Diaspora and Indigeneity – Intersections of Modern Jewish, Kurdish, and Amazigh History
The research field of Middle Eastern and North African Studies is increasingly recognizing the ethnic, linguistic, and religious diversity of a region that was (throughout the Cold War) largely approached through the prism of the nation state. This research agenda includes a growing body of literature on hybrid identities, marginalized communities, transnational connections, and the blind spots of this expansive research field itself: as a legacy of methodological nationalism, Middle Eastern and North African Studies still tends to sideline communities that were historically shaped by non-state politics or various strategies of state evasion (James Scott).
As part of this disciplinary diversification, the Heidelberg Center for Transcultural Studies, the Heidelberg Center for Jewish Studies and the Department of Middle Eastern and Islamic Studies at Heidelberg University invite papers for a three-day conference exploring the intersections of three research fields that operate at the margins of Middle Eastern and North African Studies: Jewish Studies, Kurdish Studies, and Amazigh Studies. The conference will take place in Heidelberg on 27–29 March 2023; the keynote speaker will be Professor Brahim El Guabli (Williams College, USA).
The goal of the conference is to explore and theorize the intersections of modern Jewish, Kurdish, and Amazigh history, with a special focus on competing claims to identity, indigeneity, and diaspora politics. Papers can be presented in English or French. Contributions by young scholars are highly encouraged. The most promising contributions will be published in a special issue of a relevant journal in the field of Middle Eastern and North African Studies. We are especially interested in papers that explore the following topics:
– Non-state politics / state evasion
– Politics of memory and history (e.g. memory of Anfal and memory of the Shoah)
– Kurdish Jews, Amazigh Jews, and transnational linkages
– Diaspora politics and the dynamics of nation-building
– Language politics in emerging national movements
– Historical role models, including Israel/Palestine in Kurdish and Amazigh nationalism
– Indigeneity and diaspora as represented in art and literature
– Space, toponymy, and neologisms used to foreground repressed or minoritized identities

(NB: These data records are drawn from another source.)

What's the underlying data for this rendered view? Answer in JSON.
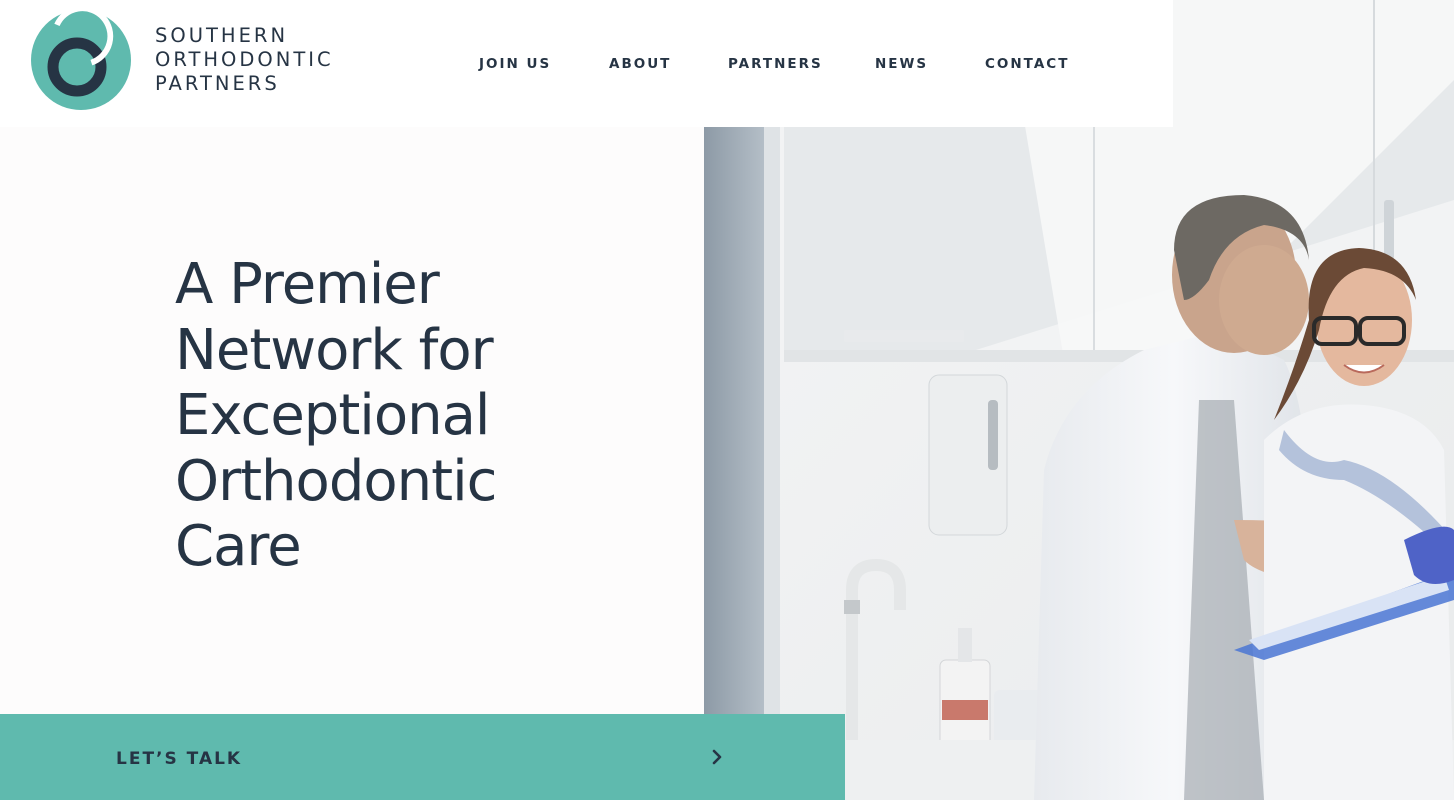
{
  "brand": {
    "lines": [
      "SOUTHERN",
      "ORTHODONTIC",
      "PARTNERS"
    ],
    "logo_icon": "interlocking-rings-logo",
    "colors": {
      "teal": "#5fbaae",
      "navy": "#263444"
    }
  },
  "nav": {
    "items": [
      {
        "label": "JOIN US"
      },
      {
        "label": "ABOUT"
      },
      {
        "label": "PARTNERS"
      },
      {
        "label": "NEWS"
      },
      {
        "label": "CONTACT"
      }
    ]
  },
  "hero": {
    "headline_lines": [
      "A Premier",
      "Network for",
      "Exceptional",
      "Orthodontic",
      "Care"
    ],
    "image_icon": "orthodontists-photo"
  },
  "cta": {
    "label": "LET’S TALK",
    "icon": "chevron-right-icon",
    "color": "#5fbaae"
  }
}
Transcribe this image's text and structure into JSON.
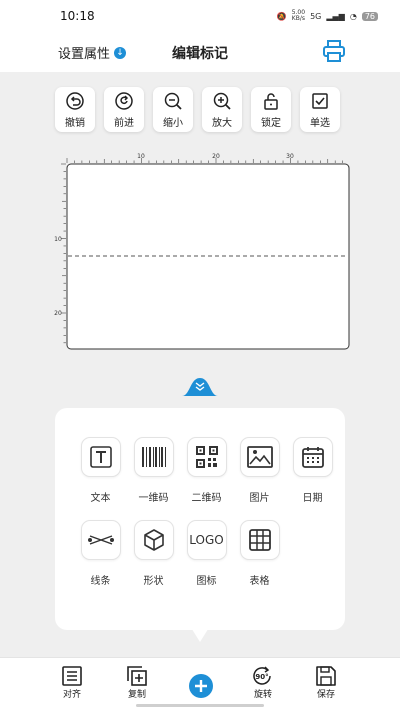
{
  "status_bar": {
    "time": "10:18",
    "speed_value": "5.00",
    "speed_unit": "KB/s",
    "network": "5G",
    "battery": "76"
  },
  "header": {
    "settings_label": "设置属性",
    "title": "编辑标记"
  },
  "toolbar": [
    {
      "label": "撤销",
      "icon": "undo-icon"
    },
    {
      "label": "前进",
      "icon": "redo-icon"
    },
    {
      "label": "缩小",
      "icon": "zoom-out-icon"
    },
    {
      "label": "放大",
      "icon": "zoom-in-icon"
    },
    {
      "label": "锁定",
      "icon": "lock-icon"
    },
    {
      "label": "单选",
      "icon": "checkbox-icon"
    }
  ],
  "ruler": {
    "top_marks": [
      "10",
      "20",
      "30"
    ],
    "left_marks": [
      "10",
      "20"
    ]
  },
  "elements_panel": [
    {
      "label": "文本",
      "icon": "text-icon"
    },
    {
      "label": "一维码",
      "icon": "barcode-icon"
    },
    {
      "label": "二维码",
      "icon": "qrcode-icon"
    },
    {
      "label": "图片",
      "icon": "image-icon"
    },
    {
      "label": "日期",
      "icon": "calendar-icon"
    },
    {
      "label": "线条",
      "icon": "line-icon"
    },
    {
      "label": "形状",
      "icon": "cube-icon"
    },
    {
      "label": "图标",
      "icon": "logo-icon",
      "icon_text": "LOGO"
    },
    {
      "label": "表格",
      "icon": "table-icon"
    }
  ],
  "bottom_bar": {
    "align_label": "对齐",
    "copy_label": "复制",
    "rotate_label": "旋转",
    "rotate_badge": "90°",
    "save_label": "保存"
  },
  "colors": {
    "accent": "#1e8fd6",
    "background": "#efefef"
  }
}
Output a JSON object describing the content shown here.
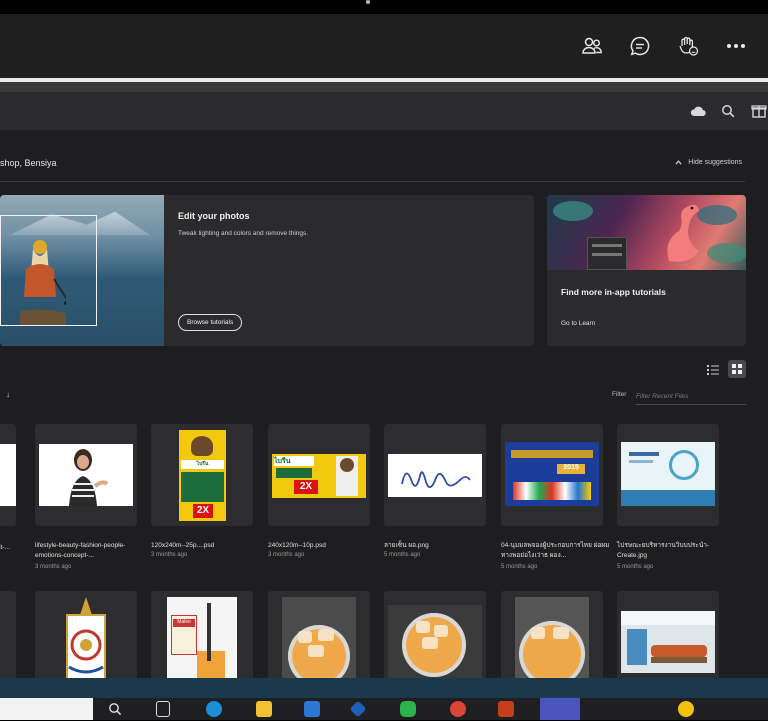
{
  "photoshop": {
    "greeting": "shop, Bensiya",
    "hide_suggestions": "Hide suggestions",
    "hero": {
      "title": "Edit your photos",
      "subtitle": "Tweak lighting and colors and remove things.",
      "button": "Browse tutorials"
    },
    "tutorial_card": {
      "title": "Find more in-app tutorials",
      "link": "Go to Learn"
    },
    "filter": {
      "label": "Filter",
      "placeholder": "Filter Recent Files"
    },
    "recent_files": [
      {
        "name": "lifestyle-beauty-fashion-people-emotions-concept-...",
        "date": "3 months ago"
      },
      {
        "name": "120x240m--25p....psd",
        "date": "3 months ago"
      },
      {
        "name": "240x120m--10p.psd",
        "date": "3 months ago"
      },
      {
        "name": "ลายเซ็น ผอ.png",
        "date": "5 months ago"
      },
      {
        "name": "04-นุมมลพจองผู้ประกอบการไทย ผ่อผมทางพอย่อไงเว่าธ ผอง...",
        "date": "5 months ago"
      },
      {
        "name": "ไปรษณะยบริหารงานวิบบประนำ-Create.jpg",
        "date": "5 months ago"
      }
    ],
    "left_partial_name": "it-..."
  },
  "colors": {
    "bg": "#1e1e20",
    "card": "#2b2b2e",
    "accent": "#3b6ea5"
  },
  "icons": [
    "people-icon",
    "chat-icon",
    "raise-hand-icon",
    "more-icon",
    "cloud-icon",
    "search-icon",
    "gift-icon",
    "list-view-icon",
    "grid-view-icon"
  ]
}
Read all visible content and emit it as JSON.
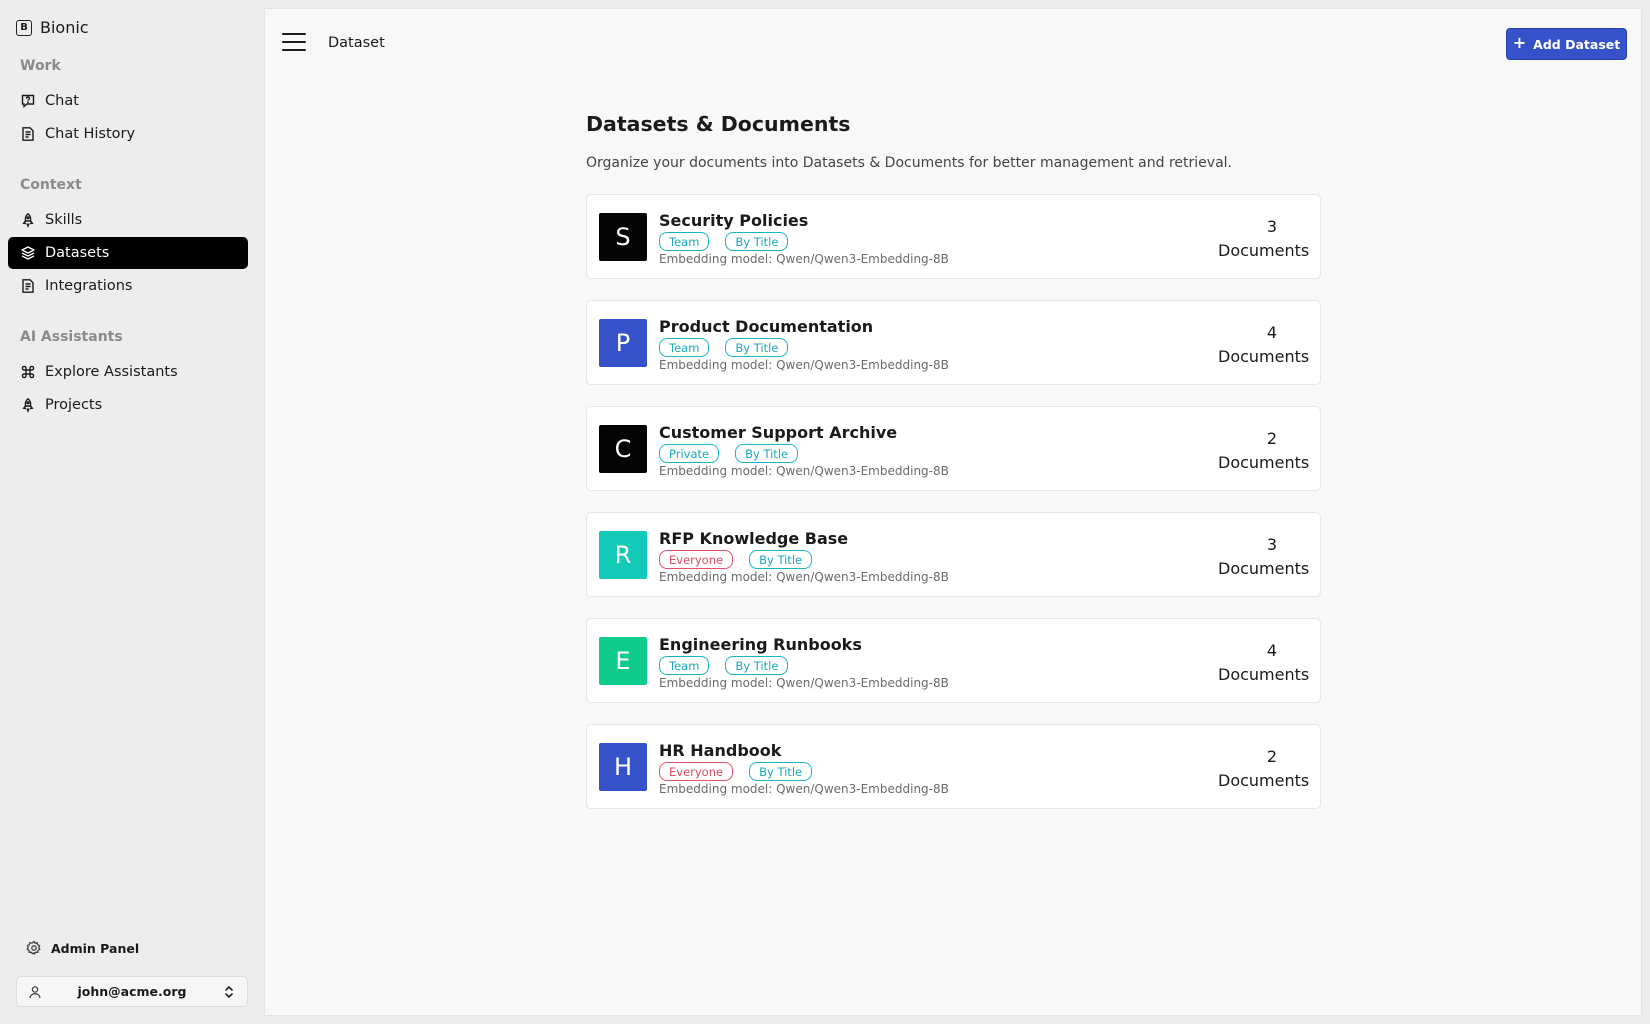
{
  "brand": {
    "logo_letter": "B",
    "name": "Bionic"
  },
  "sidebar": {
    "sections": [
      {
        "title": "Work",
        "items": [
          {
            "label": "Chat",
            "icon": "chat-question-icon"
          },
          {
            "label": "Chat History",
            "icon": "history-doc-icon"
          }
        ]
      },
      {
        "title": "Context",
        "items": [
          {
            "label": "Skills",
            "icon": "rocket-icon"
          },
          {
            "label": "Datasets",
            "icon": "layers-icon",
            "active": true
          },
          {
            "label": "Integrations",
            "icon": "integration-doc-icon"
          }
        ]
      },
      {
        "title": "AI Assistants",
        "items": [
          {
            "label": "Explore Assistants",
            "icon": "command-icon"
          },
          {
            "label": "Projects",
            "icon": "rocket-icon"
          }
        ]
      }
    ],
    "admin_label": "Admin Panel",
    "user_email": "john@acme.org"
  },
  "topbar": {
    "title": "Dataset",
    "add_button": "Add Dataset"
  },
  "page": {
    "title": "Datasets & Documents",
    "description": "Organize your documents into Datasets & Documents for better management and retrieval."
  },
  "colors": {
    "accent": "#3552c9",
    "active_nav": "#000000",
    "tag_cyan": "#18b5c9",
    "tag_red": "#e0526a"
  },
  "datasets": [
    {
      "letter": "S",
      "avatar_color": "#050505",
      "name": "Security Policies",
      "visibility": "Team",
      "visibility_style": "cyan",
      "chunking": "By Title",
      "embedding": "Embedding model: Qwen/Qwen3-Embedding-8B",
      "count": "3",
      "count_label": "Documents"
    },
    {
      "letter": "P",
      "avatar_color": "#3552c9",
      "name": "Product Documentation",
      "visibility": "Team",
      "visibility_style": "cyan",
      "chunking": "By Title",
      "embedding": "Embedding model: Qwen/Qwen3-Embedding-8B",
      "count": "4",
      "count_label": "Documents"
    },
    {
      "letter": "C",
      "avatar_color": "#050505",
      "name": "Customer Support Archive",
      "visibility": "Private",
      "visibility_style": "cyan",
      "chunking": "By Title",
      "embedding": "Embedding model: Qwen/Qwen3-Embedding-8B",
      "count": "2",
      "count_label": "Documents"
    },
    {
      "letter": "R",
      "avatar_color": "#13c9b8",
      "name": "RFP Knowledge Base",
      "visibility": "Everyone",
      "visibility_style": "red",
      "chunking": "By Title",
      "embedding": "Embedding model: Qwen/Qwen3-Embedding-8B",
      "count": "3",
      "count_label": "Documents"
    },
    {
      "letter": "E",
      "avatar_color": "#0fcc8c",
      "name": "Engineering Runbooks",
      "visibility": "Team",
      "visibility_style": "cyan",
      "chunking": "By Title",
      "embedding": "Embedding model: Qwen/Qwen3-Embedding-8B",
      "count": "4",
      "count_label": "Documents"
    },
    {
      "letter": "H",
      "avatar_color": "#3552c9",
      "name": "HR Handbook",
      "visibility": "Everyone",
      "visibility_style": "red",
      "chunking": "By Title",
      "embedding": "Embedding model: Qwen/Qwen3-Embedding-8B",
      "count": "2",
      "count_label": "Documents"
    }
  ]
}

The conference is supported by the VolkswagenStiftung. Based on availability, funding will be provided for accommodation and transportation. To apply for the conference, please submit a short abstract (300 words) and a short CV (1-2 pages) with your most important publications by 31 October 2022 to the conference organizers (Johannes Becke, Bareez Majid, and Alessia Colonnelli; contact: firstname.lastname@example.org).